TAMPA, Fla. -- In his first game in right field, Pedro Alvarez caught the only ball hit his way when the Yankees' Starlin Castro led off the sixth by flying to right-center.Orioles manager Buck Showalter, who convinced Alvarez last September to try the outfield as a way to help his
TAMPA, Fla. -- In his first game in right field, Pedro Alvarez caught the only ball hit his way when the Yankees' Starlin Castro led off the sixth by flying to right-center.
Orioles manager Buck Showalter, who convinced Alvarez last September to try the outfield as a way to help his career, said that he and Alvarez were relieved when the first fly ball was caught.
"I don't think anything is routine yet," Showalter said.
When Alvarez caught it, he told Showalter: "Now I got that one out of the way."
Alvarez hit an RBI single in the fourth and a home run in the seventh, but it was his play in the outfield that was of more interest in the Orioles' 5-4 win on Saturday.
"[Alvarez has] really engaged in it. He knows it could mean a lot to him and his career.
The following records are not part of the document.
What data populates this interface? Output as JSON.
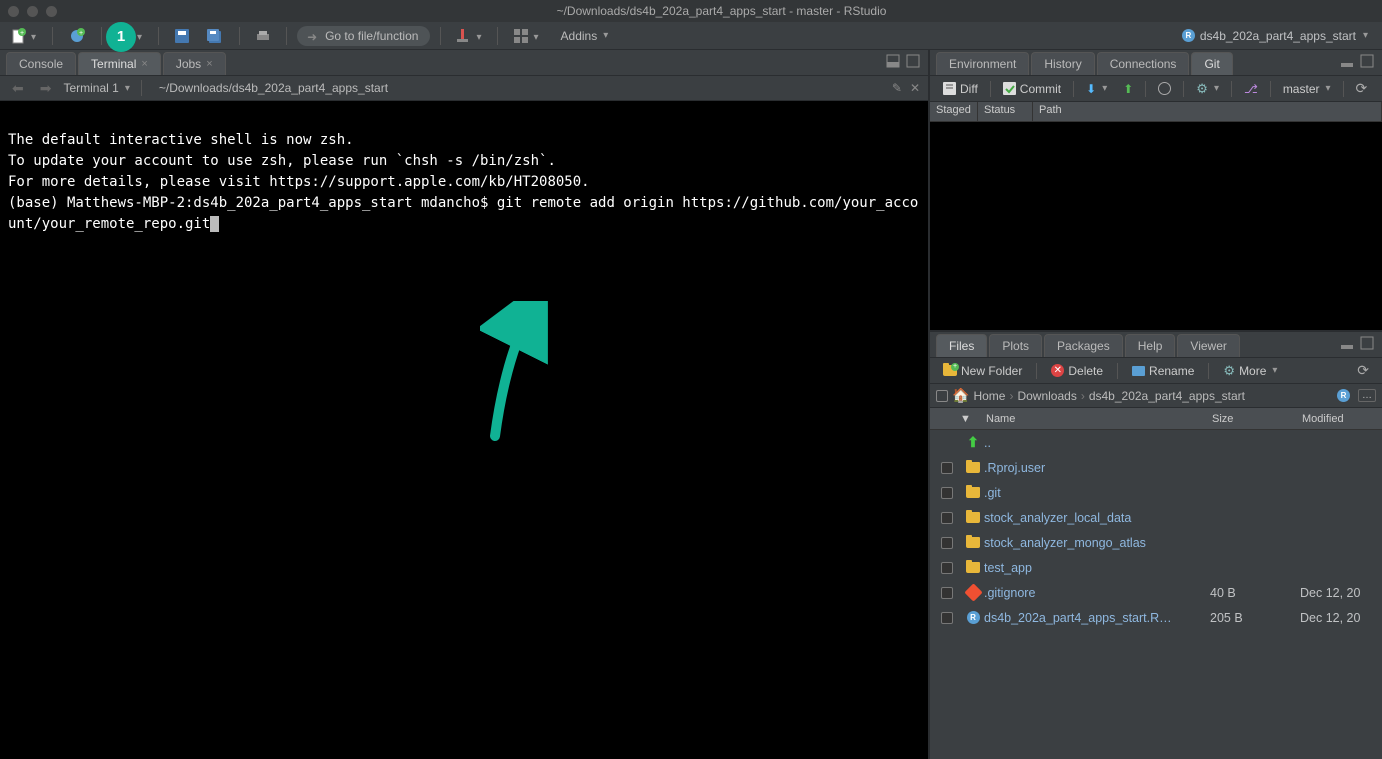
{
  "window": {
    "title": "~/Downloads/ds4b_202a_part4_apps_start - master - RStudio"
  },
  "toolbar": {
    "goto_placeholder": "Go to file/function",
    "addins_label": "Addins",
    "project_name": "ds4b_202a_part4_apps_start",
    "badge": "1"
  },
  "left_pane": {
    "tabs": {
      "console": "Console",
      "terminal": "Terminal",
      "jobs": "Jobs"
    },
    "terminal_selector": "Terminal 1",
    "path": "~/Downloads/ds4b_202a_part4_apps_start",
    "terminal_output": "\nThe default interactive shell is now zsh.\nTo update your account to use zsh, please run `chsh -s /bin/zsh`.\nFor more details, please visit https://support.apple.com/kb/HT208050.\n(base) Matthews-MBP-2:ds4b_202a_part4_apps_start mdancho$ git remote add origin https://github.com/your_account/your_remote_repo.git"
  },
  "right_top": {
    "tabs": {
      "env": "Environment",
      "history": "History",
      "connections": "Connections",
      "git": "Git"
    },
    "git_toolbar": {
      "diff": "Diff",
      "commit": "Commit",
      "branch": "master"
    },
    "git_headers": {
      "staged": "Staged",
      "status": "Status",
      "path": "Path"
    }
  },
  "right_bottom": {
    "tabs": {
      "files": "Files",
      "plots": "Plots",
      "packages": "Packages",
      "help": "Help",
      "viewer": "Viewer"
    },
    "buttons": {
      "new_folder": "New Folder",
      "delete": "Delete",
      "rename": "Rename",
      "more": "More"
    },
    "breadcrumb": [
      "Home",
      "Downloads",
      "ds4b_202a_part4_apps_start"
    ],
    "headers": {
      "name": "Name",
      "size": "Size",
      "modified": "Modified"
    },
    "rows": [
      {
        "icon": "up",
        "name": "..",
        "size": "",
        "modified": ""
      },
      {
        "icon": "folder",
        "name": ".Rproj.user",
        "size": "",
        "modified": ""
      },
      {
        "icon": "folder",
        "name": ".git",
        "size": "",
        "modified": ""
      },
      {
        "icon": "folder",
        "name": "stock_analyzer_local_data",
        "size": "",
        "modified": ""
      },
      {
        "icon": "folder",
        "name": "stock_analyzer_mongo_atlas",
        "size": "",
        "modified": ""
      },
      {
        "icon": "folder",
        "name": "test_app",
        "size": "",
        "modified": ""
      },
      {
        "icon": "git",
        "name": ".gitignore",
        "size": "40 B",
        "modified": "Dec 12, 20"
      },
      {
        "icon": "rproj",
        "name": "ds4b_202a_part4_apps_start.R…",
        "size": "205 B",
        "modified": "Dec 12, 20"
      }
    ]
  }
}
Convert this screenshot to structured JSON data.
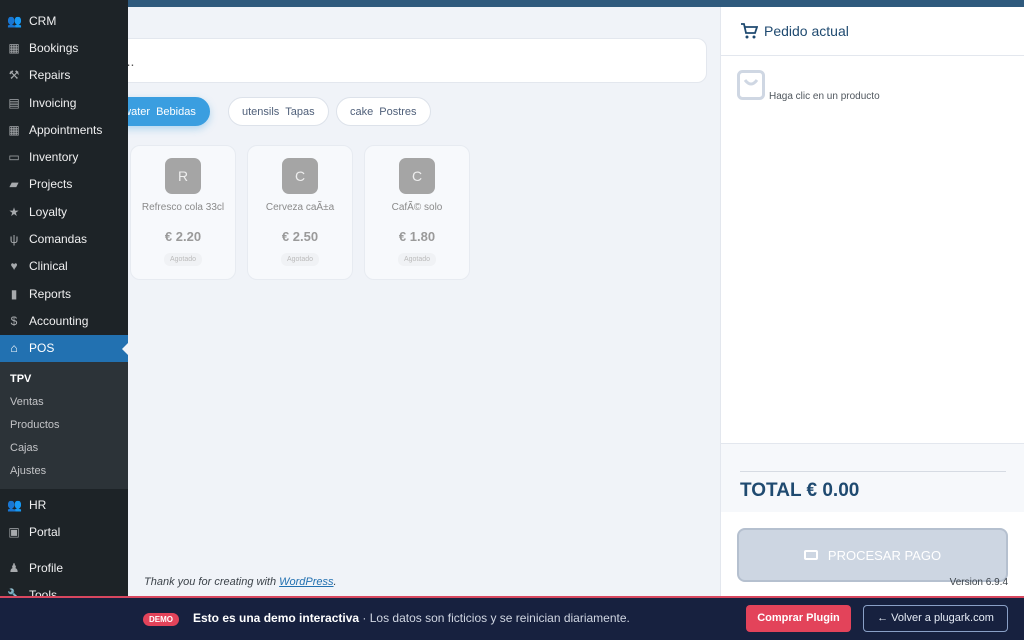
{
  "sidebar": {
    "items": [
      {
        "label": "CRM",
        "icon": "groups-icon",
        "glyph": "👥"
      },
      {
        "label": "Bookings",
        "icon": "calendar-icon",
        "glyph": "▦"
      },
      {
        "label": "Repairs",
        "icon": "hammer-icon",
        "glyph": "⚒"
      },
      {
        "label": "Invoicing",
        "icon": "document-icon",
        "glyph": "▤"
      },
      {
        "label": "Appointments",
        "icon": "calendar-icon",
        "glyph": "▦"
      },
      {
        "label": "Inventory",
        "icon": "archive-icon",
        "glyph": "▭"
      },
      {
        "label": "Projects",
        "icon": "folder-icon",
        "glyph": "▰"
      },
      {
        "label": "Loyalty",
        "icon": "star-icon",
        "glyph": "★"
      },
      {
        "label": "Comandas",
        "icon": "utensils-icon",
        "glyph": "ψ"
      },
      {
        "label": "Clinical",
        "icon": "heart-icon",
        "glyph": "♥"
      },
      {
        "label": "Reports",
        "icon": "chart-bar-icon",
        "glyph": "▮"
      },
      {
        "label": "Accounting",
        "icon": "dollar-icon",
        "glyph": "$"
      },
      {
        "label": "POS",
        "icon": "store-icon",
        "glyph": "⌂"
      }
    ],
    "submenu": [
      "TPV",
      "Ventas",
      "Productos",
      "Cajas",
      "Ajustes"
    ],
    "items2": [
      {
        "label": "HR",
        "icon": "groups-icon",
        "glyph": "👥"
      },
      {
        "label": "Portal",
        "icon": "id-card-icon",
        "glyph": "▣"
      }
    ],
    "items3": [
      {
        "label": "Profile",
        "icon": "user-icon",
        "glyph": "♟"
      },
      {
        "label": "Tools",
        "icon": "wrench-icon",
        "glyph": "🔧"
      }
    ]
  },
  "search": {
    "value": "to..."
  },
  "categories": [
    {
      "icon": "s-water",
      "label": "Bebidas"
    },
    {
      "icon": "utensils",
      "label": "Tapas"
    },
    {
      "icon": "cake",
      "label": "Postres"
    }
  ],
  "products": [
    {
      "initial": "R",
      "name": "Refresco cola 33cl",
      "price": "€ 2.20",
      "status": "Agotado"
    },
    {
      "initial": "C",
      "name": "Cerveza caÃ±a",
      "price": "€ 2.50",
      "status": "Agotado"
    },
    {
      "initial": "C",
      "name": "CafÃ© solo",
      "price": "€ 1.80",
      "status": "Agotado"
    }
  ],
  "order": {
    "title": "Pedido actual",
    "empty": "Haga clic en un producto",
    "total": "TOTAL € 0.00",
    "pay": "PROCESAR PAGO"
  },
  "footer": {
    "text": "Thank you for creating with ",
    "link": "WordPress",
    "version": "Version 6.9.4"
  },
  "banner": {
    "badge": "DEMO",
    "title": "Esto es una demo interactiva",
    "sep": " · ",
    "text": "Los datos son ficticios y se reinician diariamente.",
    "buy": "Comprar Plugin",
    "back": "← Volver a plugark.com"
  }
}
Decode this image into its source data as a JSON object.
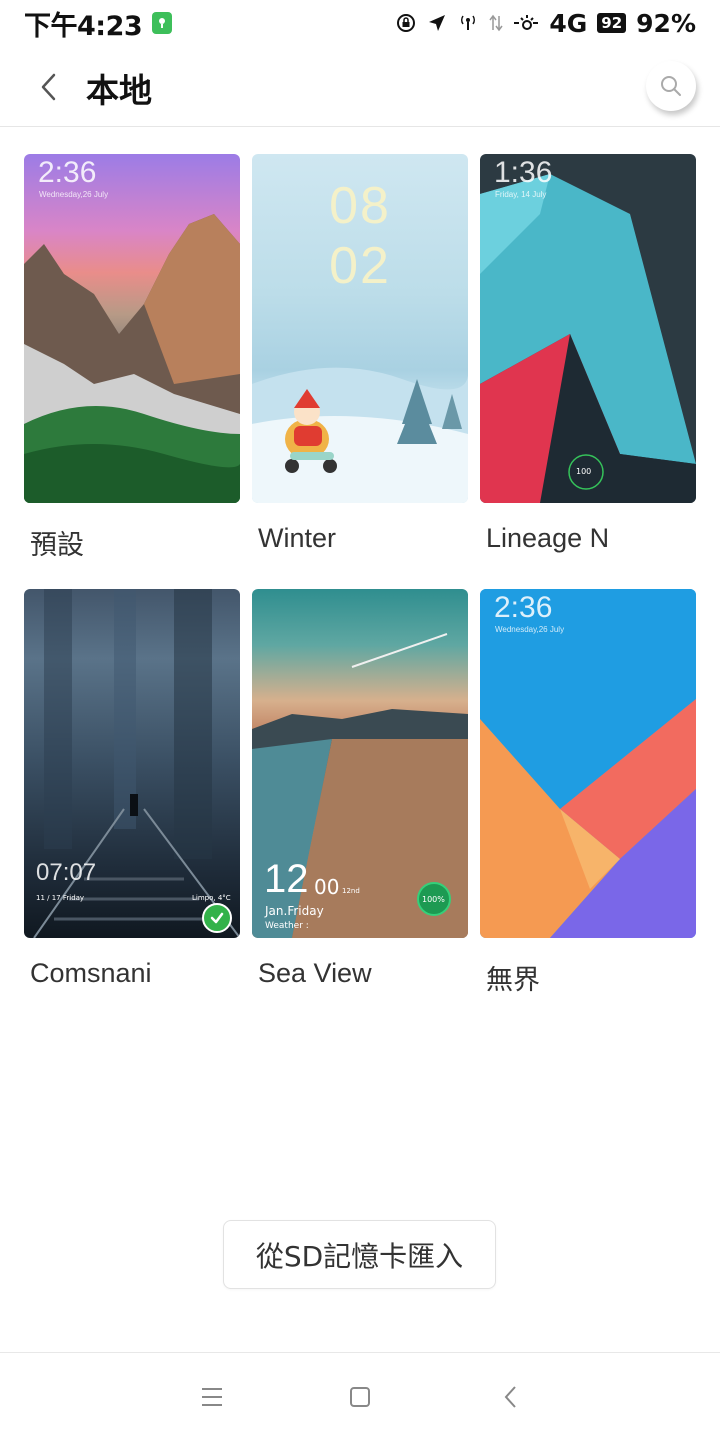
{
  "status_bar": {
    "time": "下午4:23",
    "network": "4G",
    "battery_box": "92",
    "battery_percent": "92%",
    "icons": [
      "app-badge-icon",
      "rotation-lock-icon",
      "location-arrow-icon",
      "hotspot-icon",
      "data-arrows-icon",
      "signal-icon",
      "battery-icon"
    ]
  },
  "header": {
    "title": "本地",
    "back_icon": "chevron-left-icon",
    "search_icon": "search-icon"
  },
  "themes": [
    {
      "name": "預設",
      "clock": "2:36",
      "date": "Wednesday,26 July",
      "selected": false
    },
    {
      "name": "Winter",
      "clock_top": "08",
      "clock_bottom": "02",
      "selected": false
    },
    {
      "name": "Lineage N",
      "clock": "1:36",
      "date": "Friday, 14 July",
      "ring_value": "100",
      "selected": false
    },
    {
      "name": "Comsnani",
      "clock": "07:07",
      "date": "11 / 17 Friday",
      "weather": "Limpo, 4°C",
      "selected": true
    },
    {
      "name": "Sea View",
      "clock": "12",
      "clock_small": "00",
      "day_suffix": "12nd",
      "date": "Jan.Friday",
      "weather": "Weather :",
      "battery_ring": "100%",
      "selected": false
    },
    {
      "name": "無界",
      "clock": "2:36",
      "date": "Wednesday,26 July",
      "selected": false
    }
  ],
  "import_button": {
    "label": "從SD記憶卡匯入"
  },
  "nav_bar": {
    "icons": [
      "menu-icon",
      "home-icon",
      "back-icon"
    ]
  },
  "colors": {
    "accent_green": "#33b24a",
    "divider": "#e6e6e6"
  }
}
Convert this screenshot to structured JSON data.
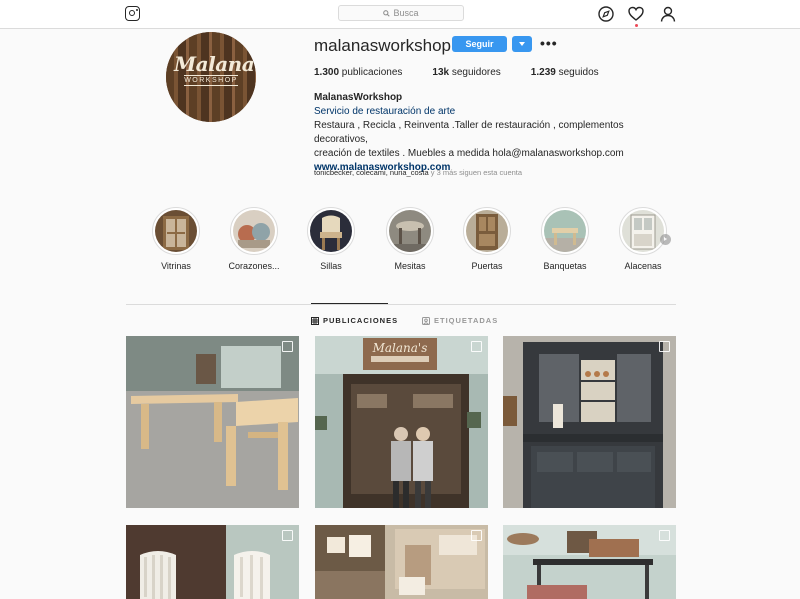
{
  "header": {
    "search_placeholder": "Busca"
  },
  "profile": {
    "avatar_text": "Malana's",
    "avatar_subtext": "WORKSHOP",
    "username": "malanasworkshop",
    "follow_label": "Seguir",
    "more_label": "•••",
    "stats": {
      "posts_value": "1.300",
      "posts_label": " publicaciones",
      "followers_value": "13k",
      "followers_label": " seguidores",
      "following_value": "1.239",
      "following_label": " seguidos"
    },
    "bio": {
      "name": "MalanasWorkshop",
      "category": "Servicio de restauración de arte",
      "line1": "Restaura , Recicla , Reinventa .Taller de restauración , complementos decorativos,",
      "line2": "creación de textiles . Muebles a medida hola@malanasworkshop.com",
      "link": "www.malanasworkshop.com"
    },
    "followed_by": "tonicbecker, colecami, nuria_costa",
    "followed_by_more": " y 3 más siguen esta cuenta"
  },
  "highlights": [
    {
      "label": "Vitrinas"
    },
    {
      "label": "Corazones..."
    },
    {
      "label": "Sillas"
    },
    {
      "label": "Mesitas"
    },
    {
      "label": "Puertas"
    },
    {
      "label": "Banquetas"
    },
    {
      "label": "Alacenas"
    }
  ],
  "tabs": {
    "posts": "PUBLICACIONES",
    "tagged": "ETIQUETADAS"
  },
  "colors": {
    "accent": "#3897f0",
    "text": "#262626",
    "muted": "#8e8e8e",
    "link": "#003569",
    "border": "#dbdbdb"
  }
}
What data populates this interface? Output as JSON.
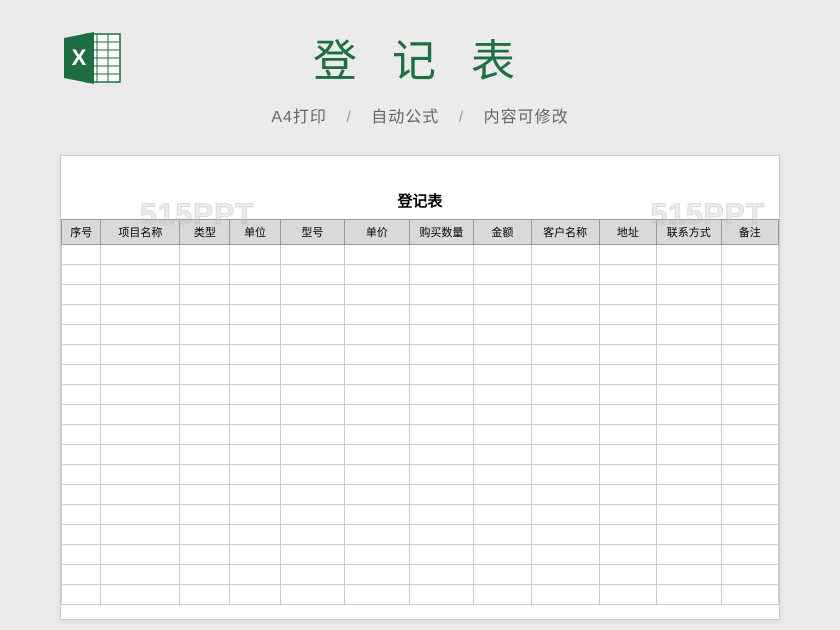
{
  "header": {
    "title": "登 记 表",
    "subtitle_parts": [
      "A4打印",
      "自动公式",
      "内容可修改"
    ],
    "separator": "/"
  },
  "sheet": {
    "title": "登记表",
    "columns": [
      "序号",
      "项目名称",
      "类型",
      "单位",
      "型号",
      "单价",
      "购买数量",
      "金额",
      "客户名称",
      "地址",
      "联系方式",
      "备注"
    ],
    "row_count": 18
  },
  "watermark": "515PPT",
  "icon": {
    "name": "excel-icon",
    "letter": "X"
  }
}
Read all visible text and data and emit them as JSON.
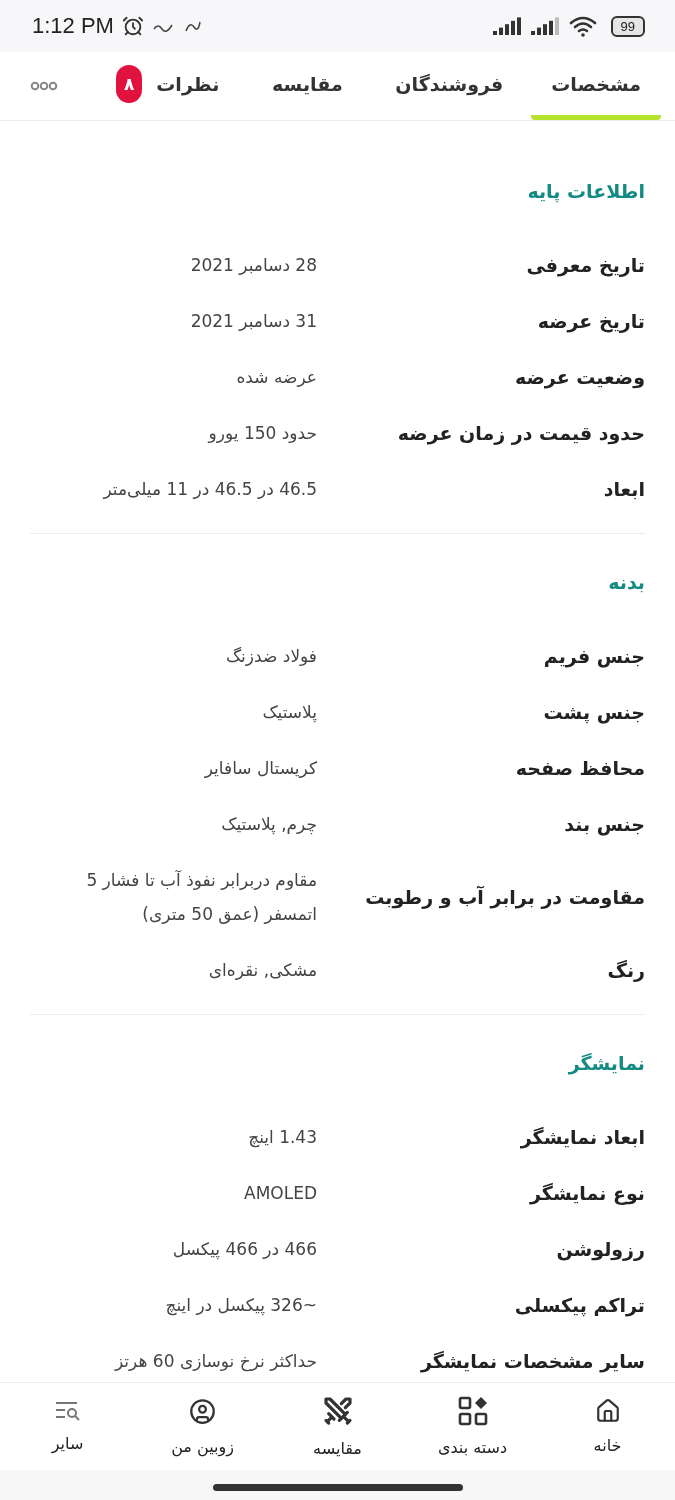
{
  "status_bar": {
    "time": "1:12 PM",
    "battery": "99"
  },
  "tabs": [
    {
      "label": "مشخصات",
      "selected": true
    },
    {
      "label": "فروشندگان",
      "selected": false
    },
    {
      "label": "مقایسه",
      "selected": false
    },
    {
      "label": "نظرات",
      "selected": false,
      "badge": "۸"
    }
  ],
  "sections": [
    {
      "title": "اطلاعات پایه",
      "rows": [
        {
          "label": "تاریخ معرفی",
          "value": "28 دسامبر 2021"
        },
        {
          "label": "تاریخ عرضه",
          "value": "31 دسامبر 2021"
        },
        {
          "label": "وضعیت عرضه",
          "value": "عرضه شده"
        },
        {
          "label": "حدود قیمت در زمان عرضه",
          "value": "حدود 150 یورو"
        },
        {
          "label": "ابعاد",
          "value": "46.5 در 46.5 در 11 میلی‌متر"
        }
      ]
    },
    {
      "title": "بدنه",
      "rows": [
        {
          "label": "جنس فریم",
          "value": "فولاد ضدزنگ"
        },
        {
          "label": "جنس پشت",
          "value": "پلاستیک"
        },
        {
          "label": "محافظ صفحه",
          "value": "کریستال سافایر"
        },
        {
          "label": "جنس بند",
          "value": "چرم, پلاستیک"
        },
        {
          "label": "مقاومت در برابر آب و رطوبت",
          "value": "مقاوم دربرابر نفوذ آب تا فشار 5 اتمسفر (عمق 50 متری)"
        },
        {
          "label": "رنگ",
          "value": "مشکی, نقره‌ای"
        }
      ]
    },
    {
      "title": "نمایشگر",
      "rows": [
        {
          "label": "ابعاد نمایشگر",
          "value": "1.43 اینچ"
        },
        {
          "label": "نوع نمایشگر",
          "value": "AMOLED"
        },
        {
          "label": "رزولوشن",
          "value": "466 در 466 پیکسل"
        },
        {
          "label": "تراکم پیکسلی",
          "value": "~326 پیکسل در اینچ"
        },
        {
          "label": "سایر مشخصات نمایشگر",
          "value": "حداکثر نرخ نوسازی 60 هرتز"
        }
      ]
    }
  ],
  "bottom_nav": [
    {
      "kind": "home",
      "label": "خانه"
    },
    {
      "kind": "grid",
      "label": "دسته بندی"
    },
    {
      "kind": "swords",
      "label": "مقایسه"
    },
    {
      "kind": "user",
      "label": "زوبین من"
    },
    {
      "kind": "search-list",
      "label": "سایر"
    }
  ]
}
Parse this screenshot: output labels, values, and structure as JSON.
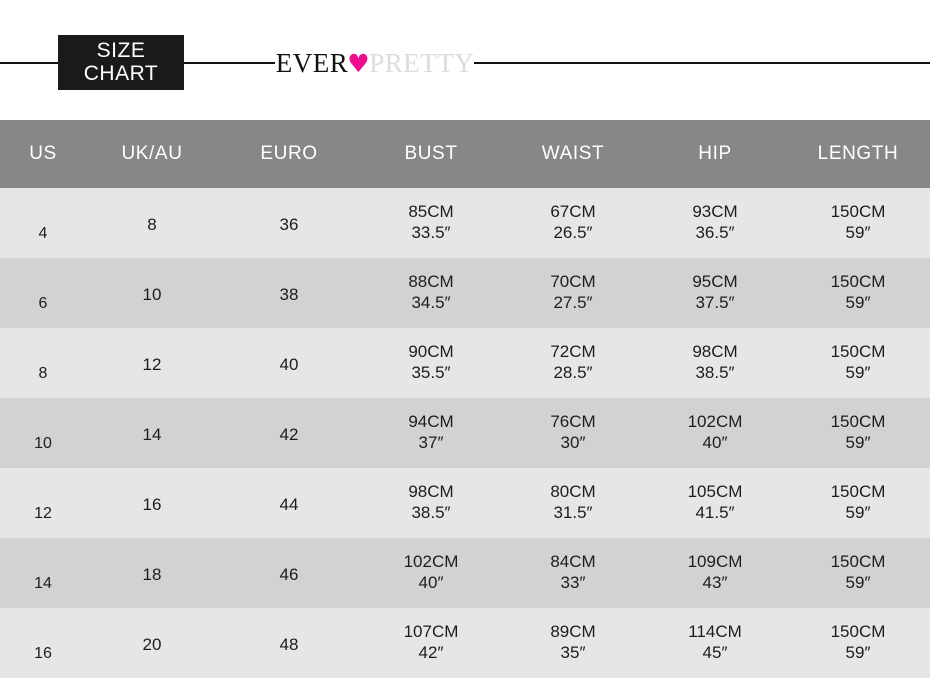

He sees some guys, for instance, what it did for Mark [Trumbo] last year and what it's done for a lot of guys," Showalter said. "He's really … embraced it."
"I told him regardless from what this year brought for him with us or somebody else, he really had to think long and hard about embracing that. It would open up a lot of avenues to him -- especially, it would keep him in the lineup."
On Friday, Alvarez played six innings in a "B" game against Pittsburgh in Sarasota, but he didn't catch a fly.
"I mean, you know, you always want to get some action when you're out there. But I was ready, ready for it, and I'll be ready for it every pitch when I'm out there," Alvarez said on Friday.
"Different, different, but I've been going out there as much as possible to get a comfortable look and a comfortable feel, and I felt pretty good. I'm happy with where I'm at. Obviously when it's games, it's a little different, but I'm glad I was able to feel comfortable, and I know I'm only going to feel more and more comfortable with each rep that I get."
Showalter doesn't expect Alvarez, who played first and third base for Pittsburgh from 2010-15, to instantly feel comfortable in right field.
"He's going to have some [hurdles]. He's talked a lot about what physically he needs to do to be able to do it. He's on that path. He's going to bring some things that are hard to find out there. With the arm strength, he's going to throw well," Showalter said.
Could Alvarez learn the outfield quickly enough to make the Opening Day roster? "I'm not going to go there yet," Showalter said. "I think he knows realistically it's a long shot on paper, but things can change."
Rich Dubroff is a contributor to MLB.com.